§ **Exercise details**: Return the count of lines in the records that include the string "icon", and nothing besides it.

═════ Data extract

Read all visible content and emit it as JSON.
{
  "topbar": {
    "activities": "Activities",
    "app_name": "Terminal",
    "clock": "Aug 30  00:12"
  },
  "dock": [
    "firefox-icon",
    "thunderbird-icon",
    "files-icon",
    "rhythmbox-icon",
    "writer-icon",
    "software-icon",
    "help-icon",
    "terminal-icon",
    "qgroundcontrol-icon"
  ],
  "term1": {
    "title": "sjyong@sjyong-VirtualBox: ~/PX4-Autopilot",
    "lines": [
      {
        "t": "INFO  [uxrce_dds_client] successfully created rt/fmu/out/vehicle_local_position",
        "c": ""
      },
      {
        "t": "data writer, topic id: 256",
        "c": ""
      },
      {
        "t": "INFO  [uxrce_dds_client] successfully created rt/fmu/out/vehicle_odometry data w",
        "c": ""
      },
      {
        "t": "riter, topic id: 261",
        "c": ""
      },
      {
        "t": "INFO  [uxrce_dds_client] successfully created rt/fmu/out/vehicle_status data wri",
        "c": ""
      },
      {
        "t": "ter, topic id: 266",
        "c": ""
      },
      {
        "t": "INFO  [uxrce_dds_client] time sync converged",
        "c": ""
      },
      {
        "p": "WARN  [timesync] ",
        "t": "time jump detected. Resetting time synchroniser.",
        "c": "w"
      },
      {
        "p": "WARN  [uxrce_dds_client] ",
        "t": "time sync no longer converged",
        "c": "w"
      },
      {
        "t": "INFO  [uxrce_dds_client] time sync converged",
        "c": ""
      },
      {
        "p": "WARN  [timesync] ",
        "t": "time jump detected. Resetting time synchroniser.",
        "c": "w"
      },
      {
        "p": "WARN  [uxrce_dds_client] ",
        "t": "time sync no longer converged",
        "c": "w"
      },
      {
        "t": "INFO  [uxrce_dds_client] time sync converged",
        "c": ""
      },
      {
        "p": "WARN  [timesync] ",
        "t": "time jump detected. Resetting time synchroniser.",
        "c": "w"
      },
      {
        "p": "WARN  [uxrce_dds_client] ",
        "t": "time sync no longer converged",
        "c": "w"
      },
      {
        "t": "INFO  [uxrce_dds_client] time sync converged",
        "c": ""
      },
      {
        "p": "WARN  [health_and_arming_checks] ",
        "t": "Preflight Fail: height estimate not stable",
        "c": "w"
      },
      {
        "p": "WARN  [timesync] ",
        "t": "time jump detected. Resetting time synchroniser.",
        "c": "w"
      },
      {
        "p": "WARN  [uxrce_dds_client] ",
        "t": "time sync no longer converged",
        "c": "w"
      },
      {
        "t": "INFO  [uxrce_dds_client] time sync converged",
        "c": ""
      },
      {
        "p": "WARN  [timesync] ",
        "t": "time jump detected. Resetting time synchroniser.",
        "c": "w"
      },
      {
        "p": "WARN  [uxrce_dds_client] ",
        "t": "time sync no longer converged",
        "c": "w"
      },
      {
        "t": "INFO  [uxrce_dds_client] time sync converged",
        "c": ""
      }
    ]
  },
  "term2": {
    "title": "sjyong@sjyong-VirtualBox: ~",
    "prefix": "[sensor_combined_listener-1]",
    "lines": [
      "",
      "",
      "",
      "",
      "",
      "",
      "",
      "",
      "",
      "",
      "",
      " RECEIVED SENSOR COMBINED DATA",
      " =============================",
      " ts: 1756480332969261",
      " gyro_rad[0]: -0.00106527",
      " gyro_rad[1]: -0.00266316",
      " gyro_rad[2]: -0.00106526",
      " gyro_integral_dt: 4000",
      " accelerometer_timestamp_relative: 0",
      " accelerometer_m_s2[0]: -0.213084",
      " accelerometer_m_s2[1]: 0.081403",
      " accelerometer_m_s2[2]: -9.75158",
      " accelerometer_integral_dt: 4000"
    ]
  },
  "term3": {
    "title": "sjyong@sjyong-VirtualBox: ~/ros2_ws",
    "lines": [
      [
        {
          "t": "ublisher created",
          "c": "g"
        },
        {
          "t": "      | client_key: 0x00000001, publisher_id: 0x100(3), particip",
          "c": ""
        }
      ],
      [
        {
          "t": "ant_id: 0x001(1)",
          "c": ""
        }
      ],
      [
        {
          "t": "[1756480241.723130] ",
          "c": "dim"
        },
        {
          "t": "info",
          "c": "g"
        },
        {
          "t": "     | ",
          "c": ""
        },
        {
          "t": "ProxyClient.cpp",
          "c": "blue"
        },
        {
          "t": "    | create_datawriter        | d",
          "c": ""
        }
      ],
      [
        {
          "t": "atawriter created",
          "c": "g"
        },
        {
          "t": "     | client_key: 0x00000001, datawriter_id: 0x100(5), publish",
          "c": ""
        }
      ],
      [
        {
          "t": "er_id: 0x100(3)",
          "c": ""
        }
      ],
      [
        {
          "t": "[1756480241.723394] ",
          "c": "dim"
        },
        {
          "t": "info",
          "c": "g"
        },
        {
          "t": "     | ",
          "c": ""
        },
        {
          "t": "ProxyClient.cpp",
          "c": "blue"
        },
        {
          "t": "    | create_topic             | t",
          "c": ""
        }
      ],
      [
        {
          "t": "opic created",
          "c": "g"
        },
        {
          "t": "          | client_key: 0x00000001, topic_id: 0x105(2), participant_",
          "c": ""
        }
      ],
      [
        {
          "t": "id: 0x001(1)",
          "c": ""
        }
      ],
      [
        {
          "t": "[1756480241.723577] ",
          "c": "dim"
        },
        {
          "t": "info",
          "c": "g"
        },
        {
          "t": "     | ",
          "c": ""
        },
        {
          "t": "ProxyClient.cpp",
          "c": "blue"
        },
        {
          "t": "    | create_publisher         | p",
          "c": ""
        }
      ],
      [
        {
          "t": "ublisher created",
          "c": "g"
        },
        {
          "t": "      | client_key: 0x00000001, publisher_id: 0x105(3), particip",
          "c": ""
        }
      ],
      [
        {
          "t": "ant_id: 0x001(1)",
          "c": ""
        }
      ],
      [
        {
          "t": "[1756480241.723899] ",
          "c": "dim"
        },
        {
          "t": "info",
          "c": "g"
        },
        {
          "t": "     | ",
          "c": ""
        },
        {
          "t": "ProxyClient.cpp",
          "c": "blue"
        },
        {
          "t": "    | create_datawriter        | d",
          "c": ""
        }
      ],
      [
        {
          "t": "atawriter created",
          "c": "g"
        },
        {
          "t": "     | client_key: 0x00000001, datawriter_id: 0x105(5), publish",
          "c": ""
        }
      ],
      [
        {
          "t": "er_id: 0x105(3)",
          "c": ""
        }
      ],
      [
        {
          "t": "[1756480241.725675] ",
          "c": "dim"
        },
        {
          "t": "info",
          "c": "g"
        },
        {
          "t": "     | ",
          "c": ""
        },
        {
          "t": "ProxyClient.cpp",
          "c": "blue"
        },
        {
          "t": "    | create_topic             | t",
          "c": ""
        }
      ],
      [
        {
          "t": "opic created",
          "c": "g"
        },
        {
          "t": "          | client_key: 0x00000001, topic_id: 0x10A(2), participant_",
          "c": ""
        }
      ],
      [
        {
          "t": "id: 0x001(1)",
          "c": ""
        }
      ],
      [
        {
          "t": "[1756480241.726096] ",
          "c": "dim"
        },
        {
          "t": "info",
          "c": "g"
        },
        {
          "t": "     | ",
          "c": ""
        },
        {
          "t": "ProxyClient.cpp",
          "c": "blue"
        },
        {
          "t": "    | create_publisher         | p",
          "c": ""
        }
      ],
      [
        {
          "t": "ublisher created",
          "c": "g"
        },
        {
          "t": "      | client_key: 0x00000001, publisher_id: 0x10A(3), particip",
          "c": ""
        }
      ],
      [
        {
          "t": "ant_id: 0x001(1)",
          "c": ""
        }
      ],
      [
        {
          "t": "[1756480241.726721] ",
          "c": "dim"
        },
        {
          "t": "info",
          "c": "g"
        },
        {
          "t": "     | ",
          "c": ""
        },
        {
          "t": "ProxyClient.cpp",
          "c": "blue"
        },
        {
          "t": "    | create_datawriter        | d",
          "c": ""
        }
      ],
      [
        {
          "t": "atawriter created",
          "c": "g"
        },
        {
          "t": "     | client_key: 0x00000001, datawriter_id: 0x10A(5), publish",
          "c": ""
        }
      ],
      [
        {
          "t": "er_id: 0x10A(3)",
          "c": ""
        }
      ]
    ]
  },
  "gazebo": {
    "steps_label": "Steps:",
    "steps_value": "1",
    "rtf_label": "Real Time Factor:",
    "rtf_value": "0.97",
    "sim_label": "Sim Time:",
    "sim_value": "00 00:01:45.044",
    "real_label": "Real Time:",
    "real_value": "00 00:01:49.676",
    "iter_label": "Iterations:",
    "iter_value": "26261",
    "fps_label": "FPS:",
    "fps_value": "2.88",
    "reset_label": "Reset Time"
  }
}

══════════

§ **Task answer**: 9